Move over, Australian Emus circa 1932 – it seems there's another group of annoyed avians determined to ward off the pesky humans encroaching on their space, none other than the viciously intimidating and infamously sour beasts known as … Canadian hummingbirds? To the relief of local environmental advocates everywhere, it seems the group of birds has successfully halted work on the controversial, multi-billion-dollar TransMountain oil pipeline by doing what they do best – existing.
After a nest of Anna's hummingbirds, which are not endangered but are protected under federal Canadian law according to The Guardian, was found near the constriction site, officials are halting construction on the pipeline set to run from Alberta to British Columbia until August 21, due to the fact that “migratory birds are particularly vulnerable at this time”.

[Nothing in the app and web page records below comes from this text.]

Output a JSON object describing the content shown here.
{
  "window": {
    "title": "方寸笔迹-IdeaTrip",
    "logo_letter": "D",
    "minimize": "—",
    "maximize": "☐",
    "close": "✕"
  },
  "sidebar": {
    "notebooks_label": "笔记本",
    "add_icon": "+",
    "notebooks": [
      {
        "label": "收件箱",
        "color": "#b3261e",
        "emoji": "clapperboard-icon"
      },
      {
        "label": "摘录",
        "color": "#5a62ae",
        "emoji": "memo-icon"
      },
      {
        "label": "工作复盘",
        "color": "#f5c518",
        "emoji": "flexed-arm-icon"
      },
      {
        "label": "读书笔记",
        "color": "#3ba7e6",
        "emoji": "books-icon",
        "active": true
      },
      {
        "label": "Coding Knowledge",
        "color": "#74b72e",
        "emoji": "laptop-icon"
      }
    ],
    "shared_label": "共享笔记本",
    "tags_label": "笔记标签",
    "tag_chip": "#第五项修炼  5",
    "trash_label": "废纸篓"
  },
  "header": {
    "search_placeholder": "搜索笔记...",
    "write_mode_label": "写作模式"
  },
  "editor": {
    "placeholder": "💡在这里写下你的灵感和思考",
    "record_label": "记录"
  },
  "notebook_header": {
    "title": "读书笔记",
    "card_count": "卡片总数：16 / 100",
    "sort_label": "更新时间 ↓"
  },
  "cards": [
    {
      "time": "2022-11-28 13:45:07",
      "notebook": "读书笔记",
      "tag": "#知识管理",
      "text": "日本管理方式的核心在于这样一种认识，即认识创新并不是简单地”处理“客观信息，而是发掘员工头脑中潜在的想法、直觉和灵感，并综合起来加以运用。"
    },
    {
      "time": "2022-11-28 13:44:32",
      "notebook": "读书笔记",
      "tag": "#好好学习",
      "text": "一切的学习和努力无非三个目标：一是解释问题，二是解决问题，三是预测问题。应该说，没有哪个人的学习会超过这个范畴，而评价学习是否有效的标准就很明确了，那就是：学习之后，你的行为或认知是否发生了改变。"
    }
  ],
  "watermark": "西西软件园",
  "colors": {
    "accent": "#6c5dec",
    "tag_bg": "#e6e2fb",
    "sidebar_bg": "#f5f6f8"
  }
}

“Cutting vegetation and trees or carrying out other disruptive activities such as bulldozing or using chainsaws and heavy machinery in the vicinity of active nests will likely result in disturbance or destruction of those nests,” Environment and Climate Change Canada explained in a statement.
However, it seems these unwittingly antagonistic birds may have lots and lots of backup, according to one local group. “Our members have confirmed eight active nests on this site, but there are hundreds, likely thousands more bird nests along the 1,500km of the pipeline route. And yet, construction continues without adequate government monitoring or protection,” a representative of the local Community Nest Finding Network told The Guardian in a statement.
So folks, if there's anything to glean from this instance and of course, the great emu war of 1932, let it be this – don't mess with birds: they can and will flock you up.
Top Image: Shutterstock